Many apartments have rules about pets — if you can have them, what kind, how many, size and even breed. If the apartment allows pets, ask if you need to make an additional deposit and how cleaning and repairs related to the pet are handled when you move out.
A bad interview with your landlord
“Of course, the landlord is interviewing you, but keep in mind that you’re also interviewing the landlord,” said Radbill. For instance, you can learn about any issues with the property — and what costs your landlord is covering. Keep an eye on how the landlord responds to your questions, too. If he seems annoyed, do some extra digging to make sure you and he will get along.
Damage from previous tenants
Protect your security deposit with a documented walk-through of the property. Taking photos of the apartment before you move in and the day before you move out can protect you from illegitimate damage charges. Save the pictures until you’ve moved out and received your deposit.

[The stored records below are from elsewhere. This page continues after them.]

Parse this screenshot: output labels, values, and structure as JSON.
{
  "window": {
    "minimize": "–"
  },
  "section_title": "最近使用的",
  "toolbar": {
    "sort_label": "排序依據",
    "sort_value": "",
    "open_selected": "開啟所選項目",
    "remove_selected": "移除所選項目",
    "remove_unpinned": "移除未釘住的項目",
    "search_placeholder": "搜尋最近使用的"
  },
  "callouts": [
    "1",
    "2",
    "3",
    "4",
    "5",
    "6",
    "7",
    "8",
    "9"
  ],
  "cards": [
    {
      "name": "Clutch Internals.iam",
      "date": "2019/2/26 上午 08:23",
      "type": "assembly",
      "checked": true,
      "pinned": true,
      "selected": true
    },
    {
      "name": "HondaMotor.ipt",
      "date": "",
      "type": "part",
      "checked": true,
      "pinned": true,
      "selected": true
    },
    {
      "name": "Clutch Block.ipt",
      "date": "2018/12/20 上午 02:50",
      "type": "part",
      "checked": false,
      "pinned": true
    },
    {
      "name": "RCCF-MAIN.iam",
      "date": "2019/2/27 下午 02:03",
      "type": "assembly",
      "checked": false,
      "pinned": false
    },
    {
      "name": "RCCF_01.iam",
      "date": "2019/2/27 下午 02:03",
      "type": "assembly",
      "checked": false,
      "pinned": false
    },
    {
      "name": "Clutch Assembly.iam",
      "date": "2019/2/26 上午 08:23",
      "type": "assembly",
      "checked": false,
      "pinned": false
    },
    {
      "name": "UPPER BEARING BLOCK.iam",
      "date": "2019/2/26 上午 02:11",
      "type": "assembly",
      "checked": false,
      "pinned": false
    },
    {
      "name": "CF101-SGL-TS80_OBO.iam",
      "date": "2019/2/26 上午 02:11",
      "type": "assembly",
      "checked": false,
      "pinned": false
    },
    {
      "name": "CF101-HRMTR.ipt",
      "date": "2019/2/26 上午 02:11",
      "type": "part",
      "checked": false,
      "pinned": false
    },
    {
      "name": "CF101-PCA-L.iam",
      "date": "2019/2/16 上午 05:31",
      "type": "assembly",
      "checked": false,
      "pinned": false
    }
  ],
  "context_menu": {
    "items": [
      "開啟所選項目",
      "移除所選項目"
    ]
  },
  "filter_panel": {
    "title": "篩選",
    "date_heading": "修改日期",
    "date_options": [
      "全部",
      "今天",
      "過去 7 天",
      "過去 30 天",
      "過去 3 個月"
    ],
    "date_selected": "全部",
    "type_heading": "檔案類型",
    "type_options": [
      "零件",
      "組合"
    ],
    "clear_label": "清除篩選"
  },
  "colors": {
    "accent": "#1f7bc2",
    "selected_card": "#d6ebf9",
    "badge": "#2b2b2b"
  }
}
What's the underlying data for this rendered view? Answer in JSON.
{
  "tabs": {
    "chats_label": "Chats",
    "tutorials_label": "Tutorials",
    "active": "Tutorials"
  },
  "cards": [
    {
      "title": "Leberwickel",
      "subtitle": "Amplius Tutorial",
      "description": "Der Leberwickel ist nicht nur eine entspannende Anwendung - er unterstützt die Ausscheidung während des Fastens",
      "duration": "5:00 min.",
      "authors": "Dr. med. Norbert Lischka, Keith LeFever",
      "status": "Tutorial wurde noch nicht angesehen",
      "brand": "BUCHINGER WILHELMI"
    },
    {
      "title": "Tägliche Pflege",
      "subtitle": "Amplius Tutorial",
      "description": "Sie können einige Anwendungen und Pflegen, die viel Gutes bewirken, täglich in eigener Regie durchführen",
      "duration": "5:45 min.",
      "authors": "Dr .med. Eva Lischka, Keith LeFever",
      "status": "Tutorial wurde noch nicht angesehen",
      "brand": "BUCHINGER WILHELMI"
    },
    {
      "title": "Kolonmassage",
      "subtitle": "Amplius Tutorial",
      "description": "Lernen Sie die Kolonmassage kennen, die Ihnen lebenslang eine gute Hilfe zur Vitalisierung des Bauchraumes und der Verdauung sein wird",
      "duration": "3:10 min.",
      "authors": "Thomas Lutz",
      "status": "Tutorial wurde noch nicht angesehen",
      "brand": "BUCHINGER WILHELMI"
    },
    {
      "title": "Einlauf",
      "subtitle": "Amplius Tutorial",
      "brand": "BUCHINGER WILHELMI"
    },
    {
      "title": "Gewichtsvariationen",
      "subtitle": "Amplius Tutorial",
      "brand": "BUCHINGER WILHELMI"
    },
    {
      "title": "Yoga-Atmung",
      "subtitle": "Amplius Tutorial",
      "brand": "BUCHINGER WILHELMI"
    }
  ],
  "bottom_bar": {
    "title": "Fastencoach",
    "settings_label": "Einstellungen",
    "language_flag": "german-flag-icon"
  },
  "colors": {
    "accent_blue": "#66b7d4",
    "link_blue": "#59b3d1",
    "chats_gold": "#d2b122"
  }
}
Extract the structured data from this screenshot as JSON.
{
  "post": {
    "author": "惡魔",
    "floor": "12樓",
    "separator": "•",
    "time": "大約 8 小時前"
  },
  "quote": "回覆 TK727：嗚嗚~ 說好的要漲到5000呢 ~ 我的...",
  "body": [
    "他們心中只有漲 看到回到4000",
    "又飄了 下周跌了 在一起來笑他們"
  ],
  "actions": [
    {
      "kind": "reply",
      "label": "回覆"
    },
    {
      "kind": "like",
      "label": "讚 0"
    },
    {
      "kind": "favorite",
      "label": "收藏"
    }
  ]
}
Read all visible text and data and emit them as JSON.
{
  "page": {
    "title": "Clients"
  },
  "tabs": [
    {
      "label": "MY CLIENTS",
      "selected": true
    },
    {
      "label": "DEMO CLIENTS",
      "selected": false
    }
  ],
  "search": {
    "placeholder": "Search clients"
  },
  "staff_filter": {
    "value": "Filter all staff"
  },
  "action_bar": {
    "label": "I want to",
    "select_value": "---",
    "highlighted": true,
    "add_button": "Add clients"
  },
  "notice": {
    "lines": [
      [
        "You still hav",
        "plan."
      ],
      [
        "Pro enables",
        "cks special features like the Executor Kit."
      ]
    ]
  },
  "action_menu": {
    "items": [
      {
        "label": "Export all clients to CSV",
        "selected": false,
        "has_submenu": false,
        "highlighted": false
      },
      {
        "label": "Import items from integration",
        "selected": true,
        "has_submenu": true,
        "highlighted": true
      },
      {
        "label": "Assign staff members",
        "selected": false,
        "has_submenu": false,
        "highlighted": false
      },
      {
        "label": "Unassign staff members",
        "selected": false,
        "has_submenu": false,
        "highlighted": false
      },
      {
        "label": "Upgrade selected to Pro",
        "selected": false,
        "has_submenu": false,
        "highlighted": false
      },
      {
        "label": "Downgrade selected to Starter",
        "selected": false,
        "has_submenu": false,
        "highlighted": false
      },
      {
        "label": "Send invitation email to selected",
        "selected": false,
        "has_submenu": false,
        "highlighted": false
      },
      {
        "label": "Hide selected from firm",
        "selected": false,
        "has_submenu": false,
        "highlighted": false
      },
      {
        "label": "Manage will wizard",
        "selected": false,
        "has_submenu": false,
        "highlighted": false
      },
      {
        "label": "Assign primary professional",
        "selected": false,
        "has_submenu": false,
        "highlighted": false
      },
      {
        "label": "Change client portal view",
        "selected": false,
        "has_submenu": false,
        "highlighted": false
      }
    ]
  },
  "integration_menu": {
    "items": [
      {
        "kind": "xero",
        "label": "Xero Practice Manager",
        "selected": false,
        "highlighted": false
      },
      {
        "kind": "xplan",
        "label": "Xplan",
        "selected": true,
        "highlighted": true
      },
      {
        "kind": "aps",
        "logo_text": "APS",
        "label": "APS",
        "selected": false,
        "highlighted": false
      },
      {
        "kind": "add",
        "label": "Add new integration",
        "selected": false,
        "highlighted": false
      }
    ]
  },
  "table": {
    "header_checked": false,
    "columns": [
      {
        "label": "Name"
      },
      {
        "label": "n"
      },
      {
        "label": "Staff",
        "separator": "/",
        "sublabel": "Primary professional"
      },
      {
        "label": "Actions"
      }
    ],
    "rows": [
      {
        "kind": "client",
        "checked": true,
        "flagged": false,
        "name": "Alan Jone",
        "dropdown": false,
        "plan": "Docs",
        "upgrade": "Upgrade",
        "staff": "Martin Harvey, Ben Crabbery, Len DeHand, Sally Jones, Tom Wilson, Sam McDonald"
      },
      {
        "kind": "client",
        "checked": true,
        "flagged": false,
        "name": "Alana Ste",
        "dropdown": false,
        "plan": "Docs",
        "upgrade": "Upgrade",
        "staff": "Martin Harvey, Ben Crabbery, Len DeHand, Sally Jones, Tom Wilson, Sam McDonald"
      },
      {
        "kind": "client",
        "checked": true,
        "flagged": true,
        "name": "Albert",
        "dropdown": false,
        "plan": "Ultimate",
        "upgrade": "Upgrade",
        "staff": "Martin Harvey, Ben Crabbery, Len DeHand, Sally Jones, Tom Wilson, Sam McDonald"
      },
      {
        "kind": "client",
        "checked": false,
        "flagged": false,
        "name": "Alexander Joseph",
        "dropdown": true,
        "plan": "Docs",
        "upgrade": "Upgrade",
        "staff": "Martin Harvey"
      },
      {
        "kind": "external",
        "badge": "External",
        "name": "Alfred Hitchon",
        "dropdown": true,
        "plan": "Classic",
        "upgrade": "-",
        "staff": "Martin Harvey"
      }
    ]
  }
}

You might find the perfect apartment in an ideal location, but noisy neighbors can ruin the vibe of the place. “Be sure to go by the place you are looking to rent both on the nights and weekends,” said Steve Shwetz, a managing broker at Mesa Properties Inc. “Some apartments are very quiet during the work week and become party central on nights and weekends.”
High crime rates
Some neighborhoods seem safe, but what happens behind the scenes tells a very different story. “Use a crime reporting website to determine what crimes have been reported in the surrounding neighborhood,” said Shwetz. “You may think it’s safe, but a crime map will give you an unbiased picture.”